- [To do]:
In full and without alteration, write out the data below.

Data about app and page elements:
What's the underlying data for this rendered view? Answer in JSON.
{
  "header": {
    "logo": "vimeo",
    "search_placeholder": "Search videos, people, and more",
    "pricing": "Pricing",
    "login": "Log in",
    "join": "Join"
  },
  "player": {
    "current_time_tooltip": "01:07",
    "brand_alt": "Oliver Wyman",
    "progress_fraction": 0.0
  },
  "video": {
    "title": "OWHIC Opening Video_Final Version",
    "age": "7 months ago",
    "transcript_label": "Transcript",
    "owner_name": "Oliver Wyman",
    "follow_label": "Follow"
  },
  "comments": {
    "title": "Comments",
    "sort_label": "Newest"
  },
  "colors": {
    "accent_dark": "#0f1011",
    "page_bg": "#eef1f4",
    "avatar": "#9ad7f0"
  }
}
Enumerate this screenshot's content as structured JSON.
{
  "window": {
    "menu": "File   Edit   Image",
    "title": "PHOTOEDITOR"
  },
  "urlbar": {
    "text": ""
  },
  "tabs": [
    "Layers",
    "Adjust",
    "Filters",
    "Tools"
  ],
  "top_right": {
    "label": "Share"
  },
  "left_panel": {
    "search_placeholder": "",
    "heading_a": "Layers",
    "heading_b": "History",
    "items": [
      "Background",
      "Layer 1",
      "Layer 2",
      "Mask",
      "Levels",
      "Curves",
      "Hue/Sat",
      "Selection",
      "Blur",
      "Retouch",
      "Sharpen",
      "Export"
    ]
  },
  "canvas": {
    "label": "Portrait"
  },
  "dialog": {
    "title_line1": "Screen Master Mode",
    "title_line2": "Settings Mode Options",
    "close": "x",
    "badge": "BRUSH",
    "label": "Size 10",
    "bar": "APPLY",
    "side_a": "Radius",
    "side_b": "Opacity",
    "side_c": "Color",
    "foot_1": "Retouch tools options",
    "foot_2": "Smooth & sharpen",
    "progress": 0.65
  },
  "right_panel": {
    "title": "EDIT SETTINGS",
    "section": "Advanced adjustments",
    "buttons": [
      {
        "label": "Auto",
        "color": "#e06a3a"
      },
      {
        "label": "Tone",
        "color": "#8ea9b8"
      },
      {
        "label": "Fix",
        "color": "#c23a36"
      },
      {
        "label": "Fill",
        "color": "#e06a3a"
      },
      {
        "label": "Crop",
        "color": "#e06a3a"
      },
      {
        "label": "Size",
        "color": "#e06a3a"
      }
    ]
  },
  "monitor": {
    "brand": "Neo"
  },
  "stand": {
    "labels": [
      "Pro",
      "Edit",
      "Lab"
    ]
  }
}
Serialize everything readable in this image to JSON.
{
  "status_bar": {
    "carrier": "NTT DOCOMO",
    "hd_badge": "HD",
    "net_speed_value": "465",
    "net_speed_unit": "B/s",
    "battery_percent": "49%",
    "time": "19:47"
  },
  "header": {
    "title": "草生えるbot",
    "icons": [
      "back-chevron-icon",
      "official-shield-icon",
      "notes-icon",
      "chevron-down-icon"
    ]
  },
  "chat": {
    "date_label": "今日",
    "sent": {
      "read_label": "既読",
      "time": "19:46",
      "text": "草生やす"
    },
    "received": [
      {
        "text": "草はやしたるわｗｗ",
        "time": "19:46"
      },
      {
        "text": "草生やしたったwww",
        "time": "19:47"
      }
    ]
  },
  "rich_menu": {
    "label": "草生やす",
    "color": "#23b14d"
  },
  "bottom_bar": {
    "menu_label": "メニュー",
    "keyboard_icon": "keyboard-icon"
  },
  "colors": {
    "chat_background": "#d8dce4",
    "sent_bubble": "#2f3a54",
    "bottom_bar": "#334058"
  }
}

- [Task output]:
What's the underlying data for this rendered view? Answer in JSON.
{
  "header": {
    "logo": "vimeo",
    "search_placeholder": "Search videos, people, and more",
    "pricing": "Pricing",
    "login": "Log in",
    "join": "Join"
  },
  "player": {
    "current_time_tooltip": "01:07",
    "brand_alt": "Oliver Wyman",
    "progress_fraction": 0.0
  },
  "video": {
    "title": "OWHIC Opening Video_Final Version",
    "age": "7 months ago",
    "transcript_label": "Transcript",
    "owner_name": "Oliver Wyman",
    "follow_label": "Follow"
  },
  "comments": {
    "title": "Comments",
    "sort_label": "Newest"
  },
  "colors": {
    "accent_dark": "#0f1011",
    "page_bg": "#eef1f4",
    "avatar": "#9ad7f0"
  }
}
Enumerate this screenshot's content as structured JSON.
{
  "window": {
    "menu": "File   Edit   Image",
    "title": "PHOTOEDITOR"
  },
  "urlbar": {
    "text": ""
  },
  "tabs": [
    "Layers",
    "Adjust",
    "Filters",
    "Tools"
  ],
  "top_right": {
    "label": "Share"
  },
  "left_panel": {
    "search_placeholder": "",
    "heading_a": "Layers",
    "heading_b": "History",
    "items": [
      "Background",
      "Layer 1",
      "Layer 2",
      "Mask",
      "Levels",
      "Curves",
      "Hue/Sat",
      "Selection",
      "Blur",
      "Retouch",
      "Sharpen",
      "Export"
    ]
  },
  "canvas": {
    "label": "Portrait"
  },
  "dialog": {
    "title_line1": "Screen Master Mode",
    "title_line2": "Settings Mode Options",
    "close": "x",
    "badge": "BRUSH",
    "label": "Size 10",
    "bar": "APPLY",
    "side_a": "Radius",
    "side_b": "Opacity",
    "side_c": "Color",
    "foot_1": "Retouch tools options",
    "foot_2": "Smooth & sharpen",
    "progress": 0.65
  },
  "right_panel": {
    "title": "EDIT SETTINGS",
    "section": "Advanced adjustments",
    "buttons": [
      {
        "label": "Auto",
        "color": "#e06a3a"
      },
      {
        "label": "Tone",
        "color": "#8ea9b8"
      },
      {
        "label": "Fix",
        "color": "#c23a36"
      },
      {
        "label": "Fill",
        "color": "#e06a3a"
      },
      {
        "label": "Crop",
        "color": "#e06a3a"
      },
      {
        "label": "Size",
        "color": "#e06a3a"
      }
    ]
  },
  "monitor": {
    "brand": "Neo"
  },
  "stand": {
    "labels": [
      "Pro",
      "Edit",
      "Lab"
    ]
  }
}
Serialize everything readable in this image to JSON.
{
  "status_bar": {
    "carrier": "NTT DOCOMO",
    "hd_badge": "HD",
    "net_speed_value": "465",
    "net_speed_unit": "B/s",
    "battery_percent": "49%",
    "time": "19:47"
  },
  "header": {
    "title": "草生えるbot",
    "icons": [
      "back-chevron-icon",
      "official-shield-icon",
      "notes-icon",
      "chevron-down-icon"
    ]
  },
  "chat": {
    "date_label": "今日",
    "sent": {
      "read_label": "既読",
      "time": "19:46",
      "text": "草生やす"
    },
    "received": [
      {
        "text": "草はやしたるわｗｗ",
        "time": "19:46"
      },
      {
        "text": "草生やしたったwww",
        "time": "19:47"
      }
    ]
  },
  "rich_menu": {
    "label": "草生やす",
    "color": "#23b14d"
  },
  "bottom_bar": {
    "menu_label": "メニュー",
    "keyboard_icon": "keyboard-icon"
  },
  "colors": {
    "chat_background": "#d8dce4",
    "sent_bubble": "#2f3a54",
    "bottom_bar": "#334058"
  }
}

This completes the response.